The public (and physician community) is increasingly aware of the conflicts of interest posed by gifts to physicians. The American Medical Student Association (AMSA; www.amsa.org) and No Free Lunch (www.nofreelunch.org) have for many years reached out to medical students and residents to avoid drug industry gifts. In 2006 Brennan et al. published an influential article urging academic medical centers to ban gifts of any value from the pharmaceutical industry, prohibit payments to physicians for speaking, allow free drug sample distribution only via a central repository, and allow unrestricted educational and research funds with limitations (Brennan TA. et al. Health Industry Practices That Create Conflicts of Interest. JAMA 2006;295:429-433. AMSA was the only professional medical society to endorse these recommendations until a task force of the American Association of Medical Colleges (AAMC), which included several chief executives of pharmaceutical companies, recently recommended that all medical schools ban pharmaceutical gifting to physicians (link: http://www.aamc.org/research/coi/industryfunding.pdf and http://www.nytimes.com/2008/04/28/us/28doctors.html).
A number of academic medical centers have independently done so to varying degrees (a partial list includes University of Pennsylvania, Stanford, Columbia, University of Pittsburgh, U Mass, the VA system, Boston Medical Center, University of Michigan, UC Davis, and Bellevue Hospital Center). We are working to implement similar regulations at our own institutions (NYU Medical Center and University of Connecticut), and anticipate that the remaining academic medical centers in the United States will soon do so as well. However, until professional groups such as the American Medical Association (AMA) adopt strong conflict-of-interest policies, the pharmaceutical industry will continue to spend billions of dollars on influencing the clinical decisions of our community physicians.

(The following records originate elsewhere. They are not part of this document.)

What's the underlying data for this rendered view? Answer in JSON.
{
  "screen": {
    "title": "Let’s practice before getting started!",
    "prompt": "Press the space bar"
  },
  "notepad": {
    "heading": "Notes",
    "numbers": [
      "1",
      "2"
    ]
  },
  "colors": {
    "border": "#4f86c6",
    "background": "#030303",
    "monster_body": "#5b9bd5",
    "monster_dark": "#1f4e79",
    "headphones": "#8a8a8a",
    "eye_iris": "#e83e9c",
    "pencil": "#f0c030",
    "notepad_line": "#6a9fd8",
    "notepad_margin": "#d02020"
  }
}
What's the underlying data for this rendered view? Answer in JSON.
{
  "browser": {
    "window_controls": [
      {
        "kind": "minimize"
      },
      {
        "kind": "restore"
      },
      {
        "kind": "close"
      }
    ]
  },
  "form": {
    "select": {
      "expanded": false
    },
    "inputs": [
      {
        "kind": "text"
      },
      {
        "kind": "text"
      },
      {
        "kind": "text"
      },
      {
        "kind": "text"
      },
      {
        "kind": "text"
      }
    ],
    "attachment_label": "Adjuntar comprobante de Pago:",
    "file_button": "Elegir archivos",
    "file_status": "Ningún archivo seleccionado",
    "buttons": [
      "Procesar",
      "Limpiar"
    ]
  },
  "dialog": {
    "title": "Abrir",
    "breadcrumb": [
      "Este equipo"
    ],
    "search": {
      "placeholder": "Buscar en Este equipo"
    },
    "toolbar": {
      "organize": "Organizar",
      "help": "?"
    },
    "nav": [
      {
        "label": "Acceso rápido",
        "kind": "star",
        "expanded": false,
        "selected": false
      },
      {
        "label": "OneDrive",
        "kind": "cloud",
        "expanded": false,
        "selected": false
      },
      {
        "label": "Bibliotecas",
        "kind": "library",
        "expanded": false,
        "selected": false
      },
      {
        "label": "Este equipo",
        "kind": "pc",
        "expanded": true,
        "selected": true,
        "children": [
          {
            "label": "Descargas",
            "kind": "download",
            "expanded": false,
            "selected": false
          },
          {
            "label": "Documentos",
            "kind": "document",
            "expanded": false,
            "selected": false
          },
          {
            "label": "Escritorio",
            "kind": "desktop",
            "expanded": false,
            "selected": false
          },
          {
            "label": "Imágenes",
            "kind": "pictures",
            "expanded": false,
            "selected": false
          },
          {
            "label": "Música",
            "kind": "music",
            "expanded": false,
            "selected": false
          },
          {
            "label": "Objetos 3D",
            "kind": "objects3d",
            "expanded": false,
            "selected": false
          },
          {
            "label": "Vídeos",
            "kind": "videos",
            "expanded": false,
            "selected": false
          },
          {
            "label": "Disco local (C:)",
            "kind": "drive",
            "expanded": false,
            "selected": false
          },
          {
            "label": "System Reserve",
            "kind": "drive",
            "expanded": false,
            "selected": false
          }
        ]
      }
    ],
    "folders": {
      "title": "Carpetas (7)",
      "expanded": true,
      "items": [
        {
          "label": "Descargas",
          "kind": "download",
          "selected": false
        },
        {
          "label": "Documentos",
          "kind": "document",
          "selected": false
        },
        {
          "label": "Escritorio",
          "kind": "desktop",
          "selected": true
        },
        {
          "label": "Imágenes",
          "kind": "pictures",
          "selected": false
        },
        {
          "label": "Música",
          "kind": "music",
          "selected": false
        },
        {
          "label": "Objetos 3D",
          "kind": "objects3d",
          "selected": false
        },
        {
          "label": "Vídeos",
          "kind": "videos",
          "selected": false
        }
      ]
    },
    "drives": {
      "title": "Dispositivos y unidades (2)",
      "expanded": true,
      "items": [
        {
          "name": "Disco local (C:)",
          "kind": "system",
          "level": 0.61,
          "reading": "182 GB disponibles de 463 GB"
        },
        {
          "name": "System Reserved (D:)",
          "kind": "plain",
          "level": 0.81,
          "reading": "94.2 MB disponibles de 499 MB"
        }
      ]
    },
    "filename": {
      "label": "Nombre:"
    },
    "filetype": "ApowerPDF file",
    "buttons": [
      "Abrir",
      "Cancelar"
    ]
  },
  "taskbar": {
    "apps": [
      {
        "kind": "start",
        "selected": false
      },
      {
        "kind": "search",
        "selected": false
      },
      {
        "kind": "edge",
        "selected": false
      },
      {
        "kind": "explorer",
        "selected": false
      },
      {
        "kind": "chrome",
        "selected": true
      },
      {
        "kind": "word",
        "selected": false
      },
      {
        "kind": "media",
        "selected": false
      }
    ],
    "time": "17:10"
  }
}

“To increase public awareness and hold academic medical centers accountable for their policies, AMSA recently developed a scorecard which grades academic hospitals’ policies on gifting from the pharmaceutical industry. The grading system has already grabbed the attention of hospital leaders (doctors aren’t accustomed to failing tests) and the New York Times.